Unpredictable situation in Arabian Sea, India mounts sea-air patrols
The Brahmos land attack missile carrying INS Kolkata, INS Kochi, INS Mormugao, INS Chennai and INS Visakhapatnam were deployed.
With Israel’s war against Hamas in Gaza showing no signs of abating and Iranian proxies targeting commercial shipping in the Red Sea and Arabian Sea, the situation on the high seas off West Asia remains on razor’s edge, officials monitoring the developments said on Thursday.
Given the threat to sea lanes of communication in the Arabian Sea, the Indian Navy has now deployed five top front-line guided missile destroyers to monitor the situation from the Red Sea to the Indian western coast.
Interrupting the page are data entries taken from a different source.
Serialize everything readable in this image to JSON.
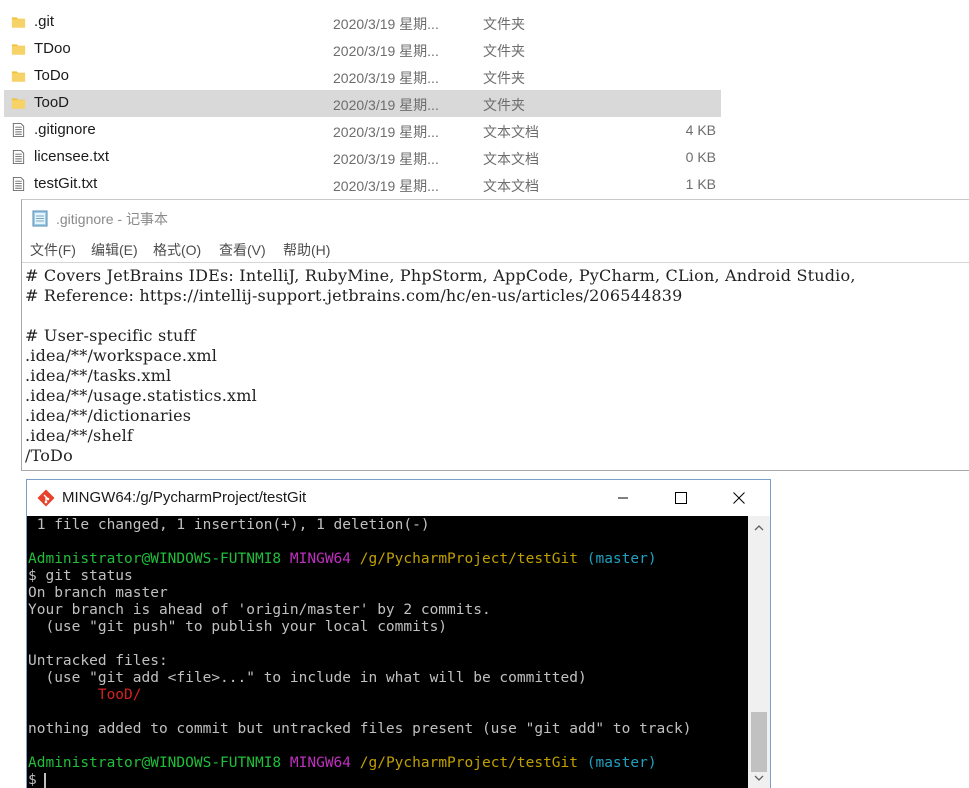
{
  "explorer": {
    "files": [
      {
        "name": ".git",
        "date": "2020/3/19 星期...",
        "type": "文件夹",
        "size": "",
        "icon": "folder-icon"
      },
      {
        "name": "TDoo",
        "date": "2020/3/19 星期...",
        "type": "文件夹",
        "size": "",
        "icon": "folder-icon"
      },
      {
        "name": "ToDo",
        "date": "2020/3/19 星期...",
        "type": "文件夹",
        "size": "",
        "icon": "folder-icon"
      },
      {
        "name": "TooD",
        "date": "2020/3/19 星期...",
        "type": "文件夹",
        "size": "",
        "icon": "folder-icon",
        "selected": true
      },
      {
        "name": ".gitignore",
        "date": "2020/3/19 星期...",
        "type": "文本文档",
        "size": "4 KB",
        "icon": "text-file-icon"
      },
      {
        "name": "licensee.txt",
        "date": "2020/3/19 星期...",
        "type": "文本文档",
        "size": "0 KB",
        "icon": "text-file-icon"
      },
      {
        "name": "testGit.txt",
        "date": "2020/3/19 星期...",
        "type": "文本文档",
        "size": "1 KB",
        "icon": "text-file-icon"
      }
    ]
  },
  "notepad": {
    "title": ".gitignore - 记事本",
    "menu": [
      "文件(F)",
      "编辑(E)",
      "格式(O)",
      "查看(V)",
      "帮助(H)"
    ],
    "lines": [
      "# Covers JetBrains IDEs: IntelliJ, RubyMine, PhpStorm, AppCode, PyCharm, CLion, Android Studio,",
      "# Reference: https://intellij-support.jetbrains.com/hc/en-us/articles/206544839",
      "",
      "# User-specific stuff",
      ".idea/**/workspace.xml",
      ".idea/**/tasks.xml",
      ".idea/**/usage.statistics.xml",
      ".idea/**/dictionaries",
      ".idea/**/shelf",
      "/ToDo"
    ]
  },
  "terminal": {
    "title": "MINGW64:/g/PycharmProject/testGit",
    "line1": " 1 file changed, 1 insertion(+), 1 deletion(-)",
    "prompt_user": "Administrator@WINDOWS-FUTNMI8",
    "prompt_env": "MINGW64",
    "prompt_path": "/g/PycharmProject/testGit",
    "prompt_branch": "(master)",
    "cmd": "$ git status",
    "out_branch": "On branch master",
    "out_ahead": "Your branch is ahead of 'origin/master' by 2 commits.",
    "out_hint": "  (use \"git push\" to publish your local commits)",
    "out_untracked": "Untracked files:",
    "out_add_hint": "  (use \"git add <file>...\" to include in what will be committed)",
    "out_file": "        TooD/",
    "out_nothing": "nothing added to commit but untracked files present (use \"git add\" to track)",
    "final_prompt": "$ "
  }
}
While the Brahmos land attack missile carrying INS Kolkata, INS Kochi, INS Mormugao, INS Chennai and INS Visakhapatnam have been deployed, the Indian Navy has also been carrying out surveillance using Boeing P8I anti-submarine warfare aircraft and an unarmed version of the Predator drone with a focus on vessels that could be used by Iranian proxies to target commercial ships. The Indian Coast Guard, on its part, is using Dornier surveillance aircraft and off-shore patrol vessels to maintain deterrence in the Indian exclusive economic zone (EEZ) on the western coast.
Also read: Navy to carry out 'forensic analysis' of ‘drone attack’ in Arabian Sea, deploys destroyers
While US aircraft carrier Gerald Ford along with its strike force is operating from the Mediterranean Sea, its other aircraft carrier Dwight Eisenhower is off the Gulf of Aden to deter the Houthi ballistic missile and drone challenge to commercial shipping in the Red Sea. Even though US-led Operation Prosperity Guardian has been able to knock down Houthi missiles in the skies, countries such as Spain, Italy, France and Japan are operating under their command with Chinese warships off the coast of Djibouti maintaining distance from the entire fallout of Israel’s war on Gaza. The Chinese have three warships deployed off Djibouti but they have tried to stay away from potential conflict points. However, the Indian Navy is proactively committed to securing the sea lanes of communication in the Arabian Sea, having deployed INS Kolkata near the Bab el-Mandeb chokepoint on the mouth of the Red Sea, INS Kochi in the south of Yemen’s Socotra Island, INS Mormugao in the western Arabian Sea and INS Chennai in the central Arabian sea. INS Visakhapatnam was tasked to patrol the north Arabian sea and left the Indian coast two days ago after an Iranian loitering ammunition Shahed 136 hit chemical tanker MV Chem Pluto 210 nautical miles off Dwarka in Gujarat.
The drone hit on MC Chemo Pluto led to Indian vigil being widened and apart from deterring the Iranian proxies from attacking commercial shipping, the Indian Navy is also taking action against black shipping and protecting the commercial vessels from Somali pirates near the Socotra Islands. MV Chem Pluto is currently undergoing repairs in Mumbai.
The five top-of-the-line destroyers are currently being fuelled by MV Swarnmala, a 25,000-tonne oil tanker, which has been hired by the Indian Navy. The civilian tanker has a massive fuel and lubricant capacity as compared to Indian Navy’s tankers such as the INS Deepak. While Indian ships -- deployed across the extended EEZ up to 200 nautical miles off the coastline -- are dominating the Arabian Sea, its Boeing P8I multi-mission aircraft along with long-endurance unarmed Predator drones are constantly surveying vessels in the sea up to the Gulf of Aden to identify suspicious ships and dhows used for targeting commercial shipping by the Shia Houthis in Yemen, Shia Kaitab Hezbollah in Iraq and by Tehran. The Iranian proxies, particularly the Shia Houthi militia, are targeting vessels in the Red Sea and the Arabian Sea against Israel’s war against the Sunni Hamas group in Gaza. The Iran-backed Shia Hezbollah group has also opened a front with Israel on its northern border. With the US Navy being able to foil missile attacks of Houthis, Maersk mega-shipping company is planning to resume operations through the Red Sea rather than take a roundabout route via the Cape of Good Hope. Nearly one trillion dollars worth of oil and goods trade passes through the Suez Canal annually and any threat to shipping leads to an increase in cost of goods transportation and rise in insurance premiums for commercial shipping.